The strength of science is that it is self-correcting. New explanations improve upon older ones as new information is discovered. I recently looked at my Intro Psych book of 45 years ago and laughed at the misinformation I learned (and taught.) When a small group of us began exploring behavior modification at Harvard Medical School, we were greeted with overt scorn and hostility by the reigning Freudian psychiatrists as being dangerous. One research psychiatrist demonstrated that schizophrenia was a biological disease and he was pressured to leave by the Freudians. Now, both behavior modification and psychobiology are widely accepted.
As in science, we should never get too attached to ideas. New information should be allowed to enter our minds and influence us. Being rigid about our beliefs when the information is contradictory causes unnecessary defensiveness. Bryce, a 19-year-old college student, whose father remarried, was convinced that his stepmother was a “lying mean bitch.” When I asked him specifics, he could not relate one mean act or one lie. When I asked him to reflect about his opinion of her, he became defensive and said, “Nothing you can tell me will change my mind!” His convictions led to predictable corrosive hostility in the family, from his ruining of family dinners to preventing him from enjoying closeness with his father. Obviously, Bryce’s rigidity led to conflicts with his stepmother and conflicts between his stepmother and father.
An unfortunate human trait is that we seek information that we agree with, and avoid information that challenges our convictions. Conservatives watch Bill O’Reilly, while progressives watch The Daily Show. Conservatives dismiss the New York Times and progressives dismiss Glenn Beck. This leads us to be insulated rather than challenged. I formed a political discussion group with informed people of the left and right. One friend, whose beliefs were contradicted by information, dropped out and admitted that he could not handle the tension of defending his positions. All he had to do was change his mind.
Family grudges often resist change. Ed was angry with his sister, Joan, because he bore virtually all the responsibility for burying their mother. Joan, as I pointed out in a previous column, did not have his administrative skills and avoided difficult situations. He became convinced that his sister was a cold, indifferent person and refused contact with her. He then interpreted every interaction with her as corroboration of his beliefs until he stopped talking to her some 25 years ago. Family members, who like both Ed and Joan, have tried to make peace to no avail. In my opinion, Ed has made himself a victim by his rigidity. He is correct that Joan could have helped more, but his rigidity in characterizing her as uncaring is simply wrong. Because “…nothing can change my mind,” Ed has missed out on family functions, enjoying his nephews and their kids, and enjoying the company of Joan.

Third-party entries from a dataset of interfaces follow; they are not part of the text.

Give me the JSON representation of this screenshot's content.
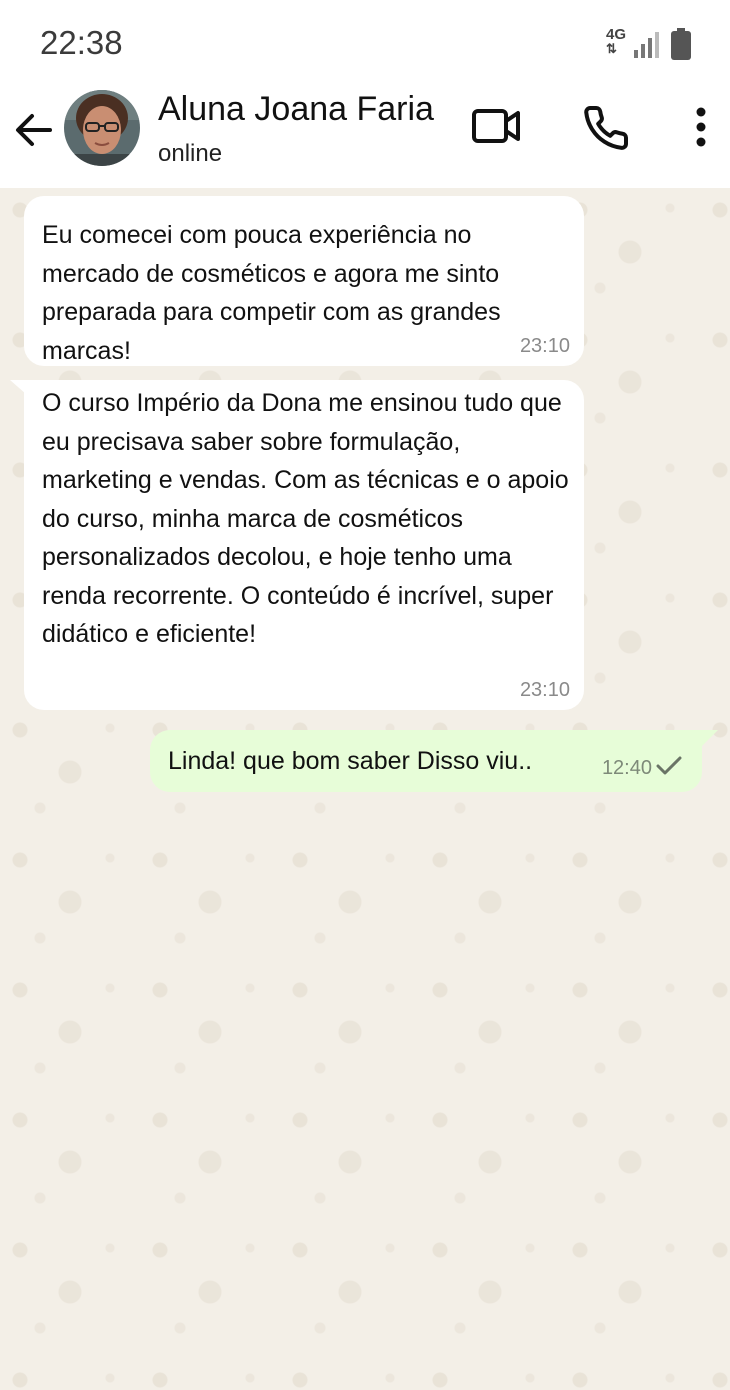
{
  "status_bar": {
    "time": "22:38",
    "network": "4G"
  },
  "header": {
    "contact_name": "Aluna Joana Faria",
    "contact_status": "online"
  },
  "messages": [
    {
      "direction": "incoming",
      "text": "Eu comecei com pouca experiência no mercado de cosméticos e agora me sinto preparada para competir com as grandes marcas!",
      "time": "23:10"
    },
    {
      "direction": "incoming",
      "text": "O curso Império da Dona me ensinou tudo que eu precisava saber sobre formulação, marketing e vendas. Com as técnicas e o apoio do curso, minha marca de cosméticos personalizados decolou, e hoje tenho uma renda recorrente. O conteúdo é incrível, super didático e eficiente!",
      "time": "23:10"
    },
    {
      "direction": "outgoing",
      "text": "Linda! que bom saber Disso viu..",
      "time": "12:40",
      "status": "sent"
    }
  ],
  "colors": {
    "chat_background": "#f3efe7",
    "incoming_bubble": "#ffffff",
    "outgoing_bubble": "#e7fdd8"
  },
  "icons": [
    "back-arrow-icon",
    "video-call-icon",
    "phone-icon",
    "more-options-icon",
    "signal-icon",
    "battery-icon",
    "checkmark-icon"
  ]
}
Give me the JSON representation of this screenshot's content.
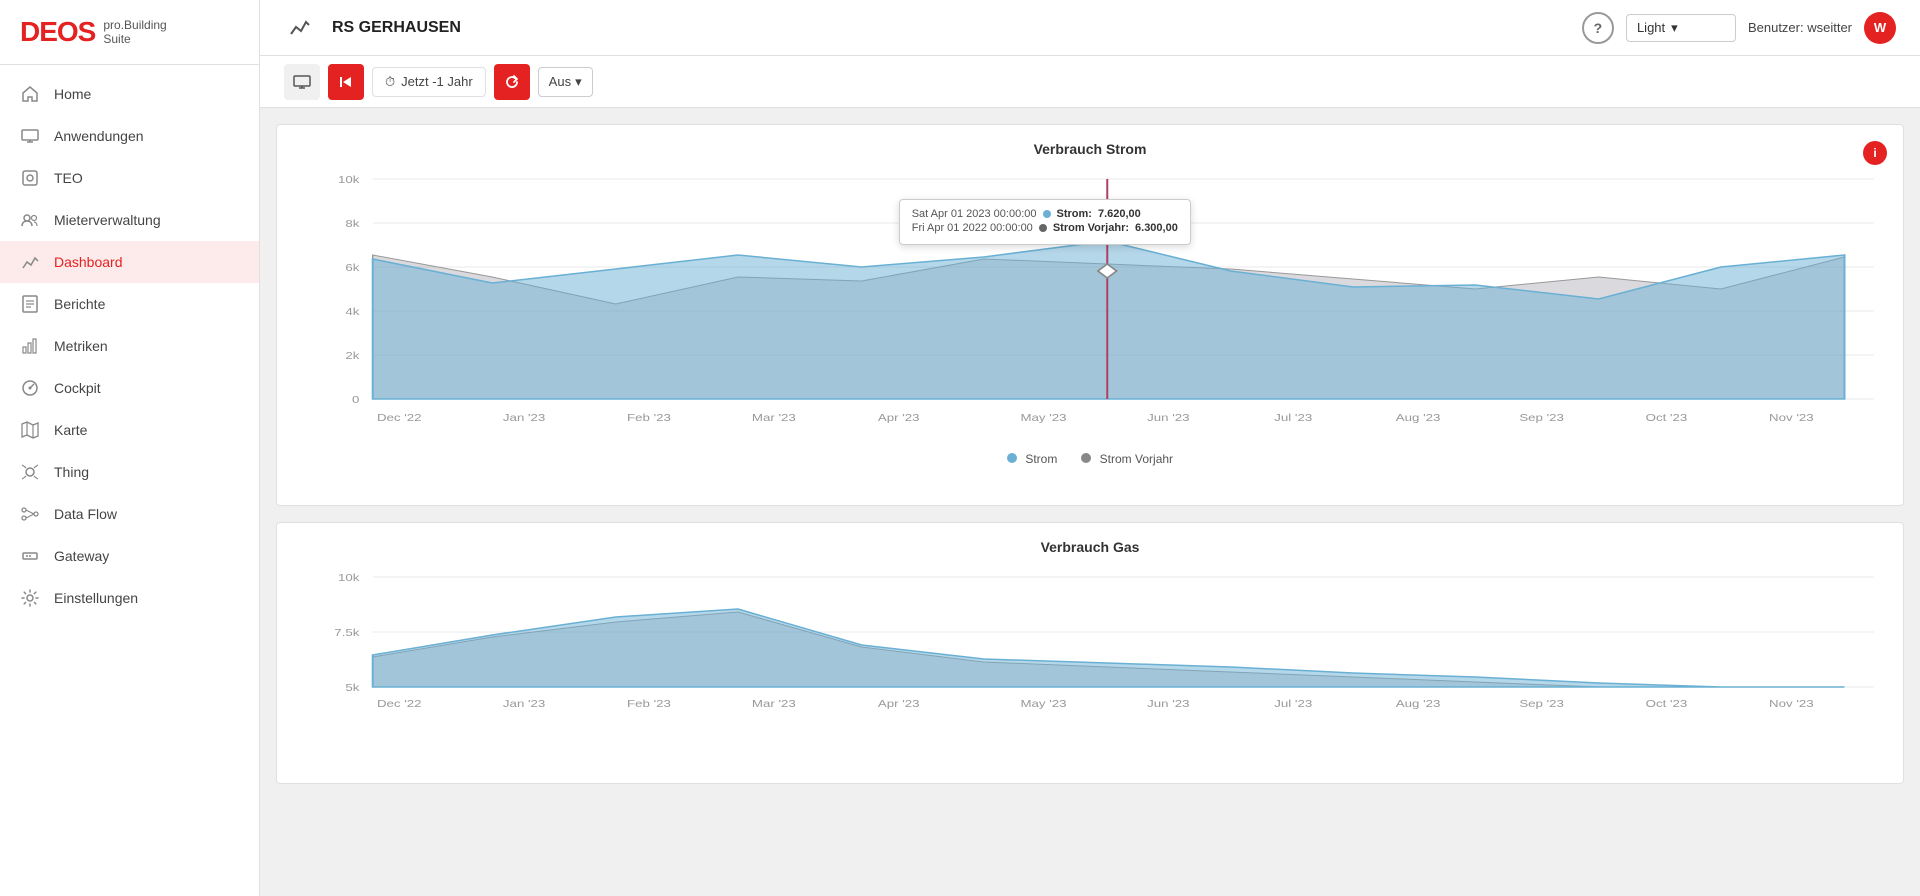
{
  "sidebar": {
    "logo": {
      "brand": "DEOS",
      "line1": "pro.Building",
      "line2": "Suite"
    },
    "nav": [
      {
        "id": "home",
        "label": "Home",
        "icon": "home"
      },
      {
        "id": "anwendungen",
        "label": "Anwendungen",
        "icon": "monitor"
      },
      {
        "id": "teo",
        "label": "TEO",
        "icon": "teo"
      },
      {
        "id": "mieterverwaltung",
        "label": "Mieterverwaltung",
        "icon": "users"
      },
      {
        "id": "dashboard",
        "label": "Dashboard",
        "icon": "chart"
      },
      {
        "id": "berichte",
        "label": "Berichte",
        "icon": "reports"
      },
      {
        "id": "metriken",
        "label": "Metriken",
        "icon": "metrics"
      },
      {
        "id": "cockpit",
        "label": "Cockpit",
        "icon": "cockpit"
      },
      {
        "id": "karte",
        "label": "Karte",
        "icon": "map"
      },
      {
        "id": "thing",
        "label": "Thing",
        "icon": "thing"
      },
      {
        "id": "dataflow",
        "label": "Data Flow",
        "icon": "dataflow"
      },
      {
        "id": "gateway",
        "label": "Gateway",
        "icon": "gateway"
      },
      {
        "id": "einstellungen",
        "label": "Einstellungen",
        "icon": "settings"
      }
    ]
  },
  "topbar": {
    "title": "RS GERHAUSEN",
    "theme_label": "Light",
    "theme_arrow": "▾",
    "user_label": "Benutzer: wseitter",
    "user_initials": "W"
  },
  "toolbar": {
    "time_icon": "⏱",
    "time_label": "Jetzt -1 Jahr",
    "aus_label": "Aus",
    "aus_arrow": "▾"
  },
  "charts": [
    {
      "id": "strom",
      "title": "Verbrauch Strom",
      "legend": [
        {
          "label": "Strom",
          "color": "#6ab0d4"
        },
        {
          "label": "Strom Vorjahr",
          "color": "#888"
        }
      ],
      "tooltip": {
        "row1_date": "Sat Apr 01 2023 00:00:00",
        "row1_label": "Strom:",
        "row1_value": "7.620,00",
        "row1_color": "#6ab0d4",
        "row2_date": "Fri Apr 01 2022 00:00:00",
        "row2_label": "Strom Vorjahr:",
        "row2_value": "6.300,00",
        "row2_color": "#666"
      },
      "yaxis": [
        "10k",
        "8k",
        "6k",
        "4k",
        "2k",
        "0"
      ],
      "xaxis": [
        "Dec '22",
        "Jan '23",
        "Feb '23",
        "Mar '23",
        "Apr '23",
        "May '23",
        "Jun '23",
        "Jul '23",
        "Aug '23",
        "Sep '23",
        "Oct '23",
        "Nov '23"
      ]
    },
    {
      "id": "gas",
      "title": "Verbrauch Gas",
      "yaxis": [
        "10k",
        "7.5k",
        "5k"
      ],
      "xaxis": [
        "Dec '22",
        "Jan '23",
        "Feb '23",
        "Mar '23",
        "Apr '23",
        "May '23",
        "Jun '23",
        "Jul '23",
        "Aug '23",
        "Sep '23",
        "Oct '23",
        "Nov '23"
      ]
    }
  ]
}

There is no shame in being wrong. It is often vital to change opinions and strategies as the information changes. People are criticized for changing their minds when it is actually a strength. When I have a client who is not improving, I’ll reflect on different approaches that I can take. I will never say, “Nothing will change my mind.”